Stable value funds generate higher yields than money market funds by investing in longer maturing bonds. By buying insurance on their portfolios and by placing limitations on outflows, these funds can allow investors to redeem shares at principal plus interest, even though the underlying bonds may be lower in price. The insurance is meant to cover a potential shortfall should a fund have to sell underwater bonds to meet redemptions.
The Stable Value Investment Association reports that these funds had an annualized return of 2.73% in the first quarter of 2012, which compares favorably with 0.03% for money market funds.
A recently released Vanguard report suggests that “stable value has lived up to its name.” These category returns have been smoother over time than those of other fixed-income alternatives from 1990 to– 2011. And they beat money market returns every year. Vanguard uses the Hueler Index as a stable value proxy in this spreadsheet comparison:

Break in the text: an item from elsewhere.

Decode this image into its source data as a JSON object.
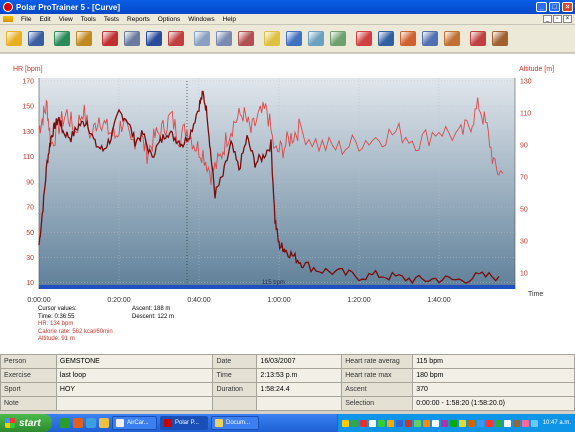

However, the Vanguard study goes on to suggest that complexity is the main reason that plan sponsors have begun to replace these investments with lower yielding money market funds. During the 2007 – 2009 financial crisis, many stable value funds were on the brink of disaster due to risks that were unknown to the average investor.
In most cases, the insurance contracts provide the necessary payments, but there are several situations where the contract is voided because of “plan events.” Major layoffs, mergers, and bankruptcies usually nullify this portfolio insurance. Such a situation occurred in a stable value fund offered to Chrysler LLC employees that only returned 89 cents on the dollar when the plan was liquidated in 2009.
The Vanguard study reminds us that an insurance promise is only as strong as the company that stands behind it. Just before AIG was bailed out by the Fed in May 2009, many owners of stable value funds were justifiably concerned that their insurance was worthless at the very moment it was needed most.
It has also come to light that many plan fiduciaries do not fully understand the investment risks inside stable value funds. A recent Department of Labor probe into mortgage-backed securities held in stable value funds has alarmed those who could be held liable for failure to act responsibly.
The Vanguard study reports that plan sponsors are also concerned about the rising cost of insurance. The typical wrap fees have jumped two or three times as insurers repriced risk following the crisis. Additionally, insurers are now stricter about maintaining lower yielding more conservative portfolios. Higher fees and lower returns will not bode well for maintaining the advantage of stable value funds.
The theme here is that the risks are limited for the individual investor but increasing for the plan sponsors. It’s a bit of tug-of-war between members of these two groups who both want to limit their chance of loss. Most businesses that have limited support reviewing and managing the investments inside their 401(k) plans should avoid adding this complex instrument to their portfolio lineup.